Prompt: Where does the string "Meditate" occur in the records below? Copy every line that holds it.

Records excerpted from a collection
.....

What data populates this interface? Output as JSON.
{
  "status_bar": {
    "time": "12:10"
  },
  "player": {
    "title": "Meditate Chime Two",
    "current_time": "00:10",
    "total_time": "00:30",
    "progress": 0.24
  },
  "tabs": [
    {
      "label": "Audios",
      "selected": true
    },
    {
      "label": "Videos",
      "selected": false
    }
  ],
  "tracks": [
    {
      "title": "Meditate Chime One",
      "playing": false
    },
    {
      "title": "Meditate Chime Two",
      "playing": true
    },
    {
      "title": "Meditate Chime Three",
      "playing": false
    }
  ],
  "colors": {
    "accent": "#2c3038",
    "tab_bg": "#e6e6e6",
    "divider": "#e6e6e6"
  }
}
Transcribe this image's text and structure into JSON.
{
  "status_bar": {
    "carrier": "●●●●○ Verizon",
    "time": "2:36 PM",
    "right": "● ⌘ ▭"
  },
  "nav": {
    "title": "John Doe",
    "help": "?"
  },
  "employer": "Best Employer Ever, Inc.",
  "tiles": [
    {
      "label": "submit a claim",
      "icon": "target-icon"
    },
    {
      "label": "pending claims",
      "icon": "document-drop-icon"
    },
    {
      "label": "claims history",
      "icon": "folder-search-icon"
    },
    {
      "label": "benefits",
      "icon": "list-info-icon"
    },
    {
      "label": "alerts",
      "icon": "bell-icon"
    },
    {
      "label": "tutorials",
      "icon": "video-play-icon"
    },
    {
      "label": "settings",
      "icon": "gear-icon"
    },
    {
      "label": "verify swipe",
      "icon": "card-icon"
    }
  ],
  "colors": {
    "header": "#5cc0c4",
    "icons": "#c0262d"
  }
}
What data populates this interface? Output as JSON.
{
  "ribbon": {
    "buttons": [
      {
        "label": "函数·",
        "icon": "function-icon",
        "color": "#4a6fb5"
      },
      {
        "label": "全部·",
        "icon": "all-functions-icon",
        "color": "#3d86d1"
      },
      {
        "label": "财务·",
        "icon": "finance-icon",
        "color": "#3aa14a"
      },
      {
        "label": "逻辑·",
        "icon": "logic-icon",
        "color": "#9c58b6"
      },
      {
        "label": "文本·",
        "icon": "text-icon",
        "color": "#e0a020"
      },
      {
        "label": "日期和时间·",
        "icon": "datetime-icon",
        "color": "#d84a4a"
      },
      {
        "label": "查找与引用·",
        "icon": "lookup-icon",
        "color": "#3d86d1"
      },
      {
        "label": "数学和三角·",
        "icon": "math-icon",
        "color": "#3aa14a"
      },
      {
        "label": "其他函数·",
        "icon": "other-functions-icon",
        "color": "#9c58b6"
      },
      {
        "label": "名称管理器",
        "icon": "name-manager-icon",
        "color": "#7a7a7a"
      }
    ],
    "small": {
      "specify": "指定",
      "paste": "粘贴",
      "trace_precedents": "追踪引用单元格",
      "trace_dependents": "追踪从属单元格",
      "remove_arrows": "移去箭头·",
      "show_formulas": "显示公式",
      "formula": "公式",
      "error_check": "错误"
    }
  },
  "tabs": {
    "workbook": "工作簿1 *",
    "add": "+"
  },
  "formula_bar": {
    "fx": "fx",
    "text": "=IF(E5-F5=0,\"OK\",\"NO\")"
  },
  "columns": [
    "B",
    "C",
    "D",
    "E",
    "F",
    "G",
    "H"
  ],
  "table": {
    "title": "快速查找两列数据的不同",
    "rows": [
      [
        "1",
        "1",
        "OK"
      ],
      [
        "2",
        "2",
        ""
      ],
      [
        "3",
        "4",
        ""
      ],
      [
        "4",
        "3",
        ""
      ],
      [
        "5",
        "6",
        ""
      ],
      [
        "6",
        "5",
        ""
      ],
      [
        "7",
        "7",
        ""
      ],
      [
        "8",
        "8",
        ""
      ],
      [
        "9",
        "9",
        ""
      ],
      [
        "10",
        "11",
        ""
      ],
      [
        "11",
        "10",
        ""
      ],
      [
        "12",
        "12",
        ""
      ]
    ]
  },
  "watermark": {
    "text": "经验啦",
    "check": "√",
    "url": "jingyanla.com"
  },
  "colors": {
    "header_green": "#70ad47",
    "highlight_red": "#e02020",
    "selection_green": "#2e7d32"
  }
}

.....

Written response:
    "title": "Meditate Chime Two",
      "title": "Meditate Chime One",
      "title": "Meditate Chime Two",
      "title": "Meditate Chime Three",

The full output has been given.